Published in: BMC Public Health, Volume 23, Article number 52 (2020). doi: 10.1186/s12889-019-8119-9

Posted on RAND.org on March 16, 2021

by Tiffany L. Gary-Webb, Natalie Suder Egnot, Alvin Kristian Nugroho, Tamara Dubowitz, Wendy M. Troxel

Read More

Access further information on this document at BMC Public Health

This article was published outside of RAND. The full text of the article can be found at the link above.

Background

Perceived neighborhood characteristics, including satisfaction with one's neighborhood as a place to live, are associated with lower obesity rates and more favorable cardiovascular risk factor profiles. Yet, few studies have evaluated whether changes in perceived neighborhood characteristics over time may be associated with cardiometabolic health indicators.

Methods

Changes in perception of one's neighborhood (2013–2016) were determined from a cohort of residents who lived in one of two low-income urban neighborhoods. Changes were categorized into the following: improvement vs. no change or worsening over the three-year time-period. Multivariable linear regression was used to measure the association between perceived improvement in each of the neighborhood characteristics with cardiometabolic outcomes (BMI, SBP, DBP, HbA1c, HDL-c) that were assessed in 2016, and compared with those who perceived no change or worsening of neighborhood characteristics. Models were adjusted for age, sex, income, education, marital status, physical function, neighborhood, and years spent in neighborhood. To examine potential sex differences, follow-up models were conducted and stratified by sex.

Results

Among the 622 individuals who remained in the same neighborhood during the time period, 93% were African American, 80% were female, and the mean age was 58 years. In covariate-adjusted models, those who perceived improvement in their neighborhood safety over the time period had a significantly higher BMI (kg/m2) than those who perceived no improvement or worsening (β=1.5, p=0.0162); however, perceived improvement in safety was also significantly associated with lower SBP (mmHg) (β= –3.8, p=0.0361). When results were stratified by sex, the relationship between improved perceived neighborhood safety and BMI was only evident in females.

Conclusions

These findings suggest that perceived neighborhood characteristics may impact cardiometabolic outcomes (BMI, SBP), but through differing pathways. This highlights the complexity of the associations between neighborhood characteristics and underscores the need for more longitudinal studies to confirm the associations with cardiometabolic health in African American populations.

This report is part of the RAND Corporation External publication series. Many RAND studies are published in peer-reviewed scholarly journals, as chapters in commercial books, or as documents published by other organizations.

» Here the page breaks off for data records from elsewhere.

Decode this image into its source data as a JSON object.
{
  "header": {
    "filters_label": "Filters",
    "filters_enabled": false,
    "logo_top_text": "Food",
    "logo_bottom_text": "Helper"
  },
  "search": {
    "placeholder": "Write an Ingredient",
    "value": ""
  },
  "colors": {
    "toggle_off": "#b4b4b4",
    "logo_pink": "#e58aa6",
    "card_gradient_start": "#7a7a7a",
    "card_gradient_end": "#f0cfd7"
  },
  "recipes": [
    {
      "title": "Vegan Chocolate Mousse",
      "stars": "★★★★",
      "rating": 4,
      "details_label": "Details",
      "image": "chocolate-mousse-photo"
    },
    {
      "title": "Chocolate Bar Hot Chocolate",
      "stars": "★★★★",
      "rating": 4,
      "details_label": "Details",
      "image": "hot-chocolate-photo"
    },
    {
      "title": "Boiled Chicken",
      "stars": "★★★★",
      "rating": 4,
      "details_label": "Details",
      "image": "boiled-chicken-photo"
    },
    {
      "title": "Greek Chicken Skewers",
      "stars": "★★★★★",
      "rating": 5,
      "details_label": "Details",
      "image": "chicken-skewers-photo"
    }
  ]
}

Our mission to help improve policy and decisionmaking through research and analysis is enabled through our core values of quality and objectivity and our unwavering commitment to the highest level of integrity and ethical behavior. To help ensure our research and analysis are rigorous, objective, and nonpartisan, we subject our research publications to a robust and exacting quality-assurance process; avoid both the appearance and reality of financial and other conflicts of interest through staff training, project screening, and a policy of mandatory disclosure; and pursue transparency in our research engagements through our commitment to the open publication of our research findings and recommendations, disclosure of the source of funding of published research, and policies to ensure intellectual independence. For more information, visit www.rand.org/about/principles.

The RAND Corporation is a nonprofit institution that helps improve policy and decisionmaking through research and analysis. RAND's publications do not necessarily reflect the opinions of its research clients and sponsors.